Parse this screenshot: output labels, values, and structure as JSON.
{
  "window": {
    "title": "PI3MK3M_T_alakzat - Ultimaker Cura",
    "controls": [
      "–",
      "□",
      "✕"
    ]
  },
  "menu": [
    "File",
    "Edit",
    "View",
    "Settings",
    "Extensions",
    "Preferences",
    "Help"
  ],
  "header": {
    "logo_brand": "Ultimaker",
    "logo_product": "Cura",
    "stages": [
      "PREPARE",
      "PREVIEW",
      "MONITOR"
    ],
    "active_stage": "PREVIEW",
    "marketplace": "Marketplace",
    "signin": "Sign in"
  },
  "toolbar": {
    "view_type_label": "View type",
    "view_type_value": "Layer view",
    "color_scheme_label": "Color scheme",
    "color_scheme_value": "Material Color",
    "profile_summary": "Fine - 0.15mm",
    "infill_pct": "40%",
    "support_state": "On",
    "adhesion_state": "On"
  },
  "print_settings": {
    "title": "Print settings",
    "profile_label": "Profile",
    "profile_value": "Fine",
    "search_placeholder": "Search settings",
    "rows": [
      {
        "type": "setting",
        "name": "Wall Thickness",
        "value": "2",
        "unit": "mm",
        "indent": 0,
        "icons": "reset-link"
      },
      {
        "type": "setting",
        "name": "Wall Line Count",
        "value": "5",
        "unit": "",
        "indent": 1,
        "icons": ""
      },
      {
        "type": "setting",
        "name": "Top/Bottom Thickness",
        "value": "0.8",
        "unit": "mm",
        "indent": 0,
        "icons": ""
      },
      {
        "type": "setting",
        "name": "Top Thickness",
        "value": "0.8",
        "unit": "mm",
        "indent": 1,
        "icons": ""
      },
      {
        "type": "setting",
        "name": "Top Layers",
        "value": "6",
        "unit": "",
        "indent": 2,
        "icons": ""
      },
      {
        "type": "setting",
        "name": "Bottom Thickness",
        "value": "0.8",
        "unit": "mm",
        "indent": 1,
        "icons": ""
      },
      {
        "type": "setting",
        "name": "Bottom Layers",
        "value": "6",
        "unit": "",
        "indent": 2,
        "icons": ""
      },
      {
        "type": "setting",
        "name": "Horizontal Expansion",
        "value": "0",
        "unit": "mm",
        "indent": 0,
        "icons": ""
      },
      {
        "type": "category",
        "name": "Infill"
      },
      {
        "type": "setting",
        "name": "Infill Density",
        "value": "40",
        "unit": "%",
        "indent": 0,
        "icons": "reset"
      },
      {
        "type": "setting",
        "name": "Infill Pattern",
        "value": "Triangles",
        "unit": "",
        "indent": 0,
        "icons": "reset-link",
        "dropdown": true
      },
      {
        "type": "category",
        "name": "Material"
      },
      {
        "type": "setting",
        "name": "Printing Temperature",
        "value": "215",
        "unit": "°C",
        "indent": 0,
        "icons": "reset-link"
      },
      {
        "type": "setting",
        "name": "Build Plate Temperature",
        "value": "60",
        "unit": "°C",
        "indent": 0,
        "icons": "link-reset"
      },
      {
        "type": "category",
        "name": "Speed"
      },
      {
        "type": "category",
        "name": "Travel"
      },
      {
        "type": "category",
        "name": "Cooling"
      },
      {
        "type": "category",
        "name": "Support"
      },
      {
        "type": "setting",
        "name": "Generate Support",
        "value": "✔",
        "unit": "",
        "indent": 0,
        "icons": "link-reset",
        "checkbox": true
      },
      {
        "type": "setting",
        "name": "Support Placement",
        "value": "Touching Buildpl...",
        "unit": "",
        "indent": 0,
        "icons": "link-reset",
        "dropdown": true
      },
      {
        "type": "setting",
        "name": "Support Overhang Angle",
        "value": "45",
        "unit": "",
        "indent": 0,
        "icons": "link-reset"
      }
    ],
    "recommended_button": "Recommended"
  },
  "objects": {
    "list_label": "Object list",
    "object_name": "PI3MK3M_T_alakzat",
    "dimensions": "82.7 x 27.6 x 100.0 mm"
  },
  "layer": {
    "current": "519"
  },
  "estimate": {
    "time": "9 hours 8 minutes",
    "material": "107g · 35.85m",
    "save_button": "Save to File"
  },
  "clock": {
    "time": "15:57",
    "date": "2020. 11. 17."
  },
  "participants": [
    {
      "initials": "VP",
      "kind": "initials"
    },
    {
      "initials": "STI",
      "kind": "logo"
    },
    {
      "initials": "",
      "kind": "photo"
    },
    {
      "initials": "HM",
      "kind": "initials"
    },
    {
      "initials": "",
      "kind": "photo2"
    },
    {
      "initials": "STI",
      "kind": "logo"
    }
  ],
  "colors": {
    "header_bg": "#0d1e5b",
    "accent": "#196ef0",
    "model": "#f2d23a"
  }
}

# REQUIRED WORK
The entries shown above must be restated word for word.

# ANSWER TO THE EXERCISE
Parse this screenshot: output labels, values, and structure as JSON.
{
  "window": {
    "title": "PI3MK3M_T_alakzat - Ultimaker Cura",
    "controls": [
      "–",
      "□",
      "✕"
    ]
  },
  "menu": [
    "File",
    "Edit",
    "View",
    "Settings",
    "Extensions",
    "Preferences",
    "Help"
  ],
  "header": {
    "logo_brand": "Ultimaker",
    "logo_product": "Cura",
    "stages": [
      "PREPARE",
      "PREVIEW",
      "MONITOR"
    ],
    "active_stage": "PREVIEW",
    "marketplace": "Marketplace",
    "signin": "Sign in"
  },
  "toolbar": {
    "view_type_label": "View type",
    "view_type_value": "Layer view",
    "color_scheme_label": "Color scheme",
    "color_scheme_value": "Material Color",
    "profile_summary": "Fine - 0.15mm",
    "infill_pct": "40%",
    "support_state": "On",
    "adhesion_state": "On"
  },
  "print_settings": {
    "title": "Print settings",
    "profile_label": "Profile",
    "profile_value": "Fine",
    "search_placeholder": "Search settings",
    "rows": [
      {
        "type": "setting",
        "name": "Wall Thickness",
        "value": "2",
        "unit": "mm",
        "indent": 0,
        "icons": "reset-link"
      },
      {
        "type": "setting",
        "name": "Wall Line Count",
        "value": "5",
        "unit": "",
        "indent": 1,
        "icons": ""
      },
      {
        "type": "setting",
        "name": "Top/Bottom Thickness",
        "value": "0.8",
        "unit": "mm",
        "indent": 0,
        "icons": ""
      },
      {
        "type": "setting",
        "name": "Top Thickness",
        "value": "0.8",
        "unit": "mm",
        "indent": 1,
        "icons": ""
      },
      {
        "type": "setting",
        "name": "Top Layers",
        "value": "6",
        "unit": "",
        "indent": 2,
        "icons": ""
      },
      {
        "type": "setting",
        "name": "Bottom Thickness",
        "value": "0.8",
        "unit": "mm",
        "indent": 1,
        "icons": ""
      },
      {
        "type": "setting",
        "name": "Bottom Layers",
        "value": "6",
        "unit": "",
        "indent": 2,
        "icons": ""
      },
      {
        "type": "setting",
        "name": "Horizontal Expansion",
        "value": "0",
        "unit": "mm",
        "indent": 0,
        "icons": ""
      },
      {
        "type": "category",
        "name": "Infill"
      },
      {
        "type": "setting",
        "name": "Infill Density",
        "value": "40",
        "unit": "%",
        "indent": 0,
        "icons": "reset"
      },
      {
        "type": "setting",
        "name": "Infill Pattern",
        "value": "Triangles",
        "unit": "",
        "indent": 0,
        "icons": "reset-link",
        "dropdown": true
      },
      {
        "type": "category",
        "name": "Material"
      },
      {
        "type": "setting",
        "name": "Printing Temperature",
        "value": "215",
        "unit": "°C",
        "indent": 0,
        "icons": "reset-link"
      },
      {
        "type": "setting",
        "name": "Build Plate Temperature",
        "value": "60",
        "unit": "°C",
        "indent": 0,
        "icons": "link-reset"
      },
      {
        "type": "category",
        "name": "Speed"
      },
      {
        "type": "category",
        "name": "Travel"
      },
      {
        "type": "category",
        "name": "Cooling"
      },
      {
        "type": "category",
        "name": "Support"
      },
      {
        "type": "setting",
        "name": "Generate Support",
        "value": "✔",
        "unit": "",
        "indent": 0,
        "icons": "link-reset",
        "checkbox": true
      },
      {
        "type": "setting",
        "name": "Support Placement",
        "value": "Touching Buildpl...",
        "unit": "",
        "indent": 0,
        "icons": "link-reset",
        "dropdown": true
      },
      {
        "type": "setting",
        "name": "Support Overhang Angle",
        "value": "45",
        "unit": "",
        "indent": 0,
        "icons": "link-reset"
      }
    ],
    "recommended_button": "Recommended"
  },
  "objects": {
    "list_label": "Object list",
    "object_name": "PI3MK3M_T_alakzat",
    "dimensions": "82.7 x 27.6 x 100.0 mm"
  },
  "layer": {
    "current": "519"
  },
  "estimate": {
    "time": "9 hours 8 minutes",
    "material": "107g · 35.85m",
    "save_button": "Save to File"
  },
  "clock": {
    "time": "15:57",
    "date": "2020. 11. 17."
  },
  "participants": [
    {
      "initials": "VP",
      "kind": "initials"
    },
    {
      "initials": "STI",
      "kind": "logo"
    },
    {
      "initials": "",
      "kind": "photo"
    },
    {
      "initials": "HM",
      "kind": "initials"
    },
    {
      "initials": "",
      "kind": "photo2"
    },
    {
      "initials": "STI",
      "kind": "logo"
    }
  ],
  "colors": {
    "header_bg": "#0d1e5b",
    "accent": "#196ef0",
    "model": "#f2d23a"
  }
}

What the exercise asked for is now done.